Spotify has reached the 10 million subscriber mark, an important milestone as it competes in the increasingly crowded streaming music market.
The new number, which Spotify announced in a blog post, is up from 6 million subscribers in March 2013.
In addition to the paid subscriptions, Spotify also announced 40 million active users, an important base for a company that relies on using free music to eventually convert listeners into subscribers. That number is up from 24 million, which was also announced in March 2013.
"We've had an amazing year, growing from 20 markets to 56 as people from around the world embrace streaming music. 10 million subscribers is an important milestone for both Spotify and the entire music industry," said Daniel Ek, Spotify CEO and founder, in a press release. "We’re widening our lead in the digital music space and will continue to focus on getting everyone in the world to listen to more music."
Those numbers are particularly encouraging for a company that has had to take on competitors like Deezer, Rdio and the startup Beats Music, which has struggled to attract a significant subscriber base and is rumored to be an acquisition target of Apple.
Pandora continues to lead the broader streaming market with 75.3 million users, although it operates on a different model with more emphasis on advertising.
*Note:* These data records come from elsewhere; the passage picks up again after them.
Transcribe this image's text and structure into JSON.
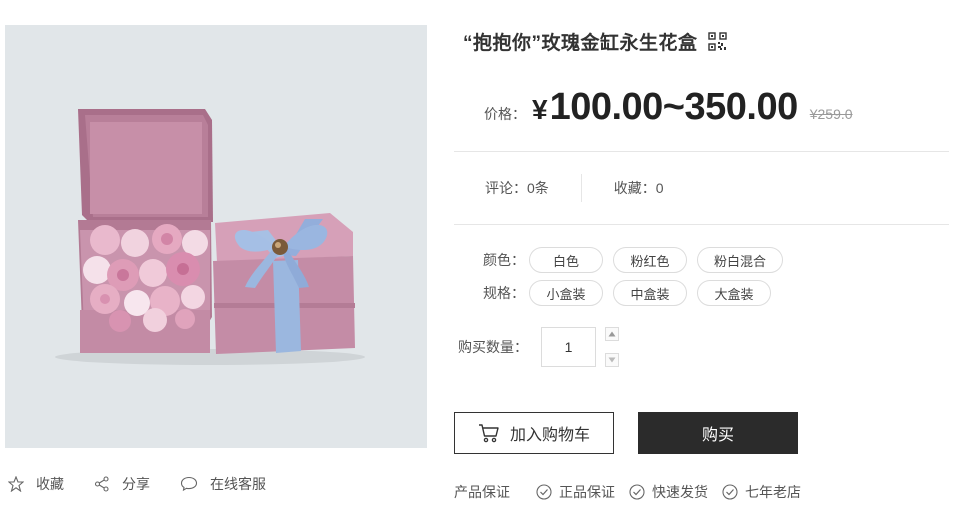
{
  "product": {
    "title": "“抱抱你”玫瑰金缸永生花盒",
    "qr_icon": "qr-code-icon"
  },
  "price": {
    "label": "价格：",
    "currency": "¥",
    "range": "100.00~350.00",
    "original": "¥259.0"
  },
  "stats": {
    "reviews": "评论：0条",
    "favorites": "收藏：0"
  },
  "options": {
    "color": {
      "label": "颜色：",
      "values": [
        "白色",
        "粉红色",
        "粉白混合"
      ]
    },
    "spec": {
      "label": "规格：",
      "values": [
        "小盒装",
        "中盒装",
        "大盒装"
      ]
    }
  },
  "quantity": {
    "label": "购买数量：",
    "value": "1"
  },
  "actions": {
    "add_to_cart": "加入购物车",
    "buy": "购买"
  },
  "guarantee": {
    "label": "产品保证",
    "items": [
      "正品保证",
      "快速发货",
      "七年老店"
    ]
  },
  "gallery_actions": {
    "favorite": "收藏",
    "share": "分享",
    "service": "在线客服"
  },
  "colors": {
    "box_pink": "#c58ea8",
    "ribbon_blue": "#9bb7df",
    "buy_button": "#2b2b2b",
    "image_bg": "#e1e6e9"
  }
}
Pandora has only about 3.3 million paid subscribers.
Subscriber growth is key for Spotify if it is ever to turn a profit.Subscriber growth is key for Spotify if it is ever to turn a profit. The company has had no shortage of investor faith, raising more than $500 million in funding. It's a tough business — 70% of its revenue has been paid out in royalties, leaving some question if the company will ever make money.
That depends on converting its low-margin non-subscription listeners to paid subscribers. Spotify is more successful in Europe, having opened to the public in the United Kingdom in 2009 and in the U.S. in 2011.
Reports from the company are closely watched, as it is still a private company and therefore not required to disclose its financial reports publicly. That could change in as early as fall of this year if Spotify's rumored IPO plans go through.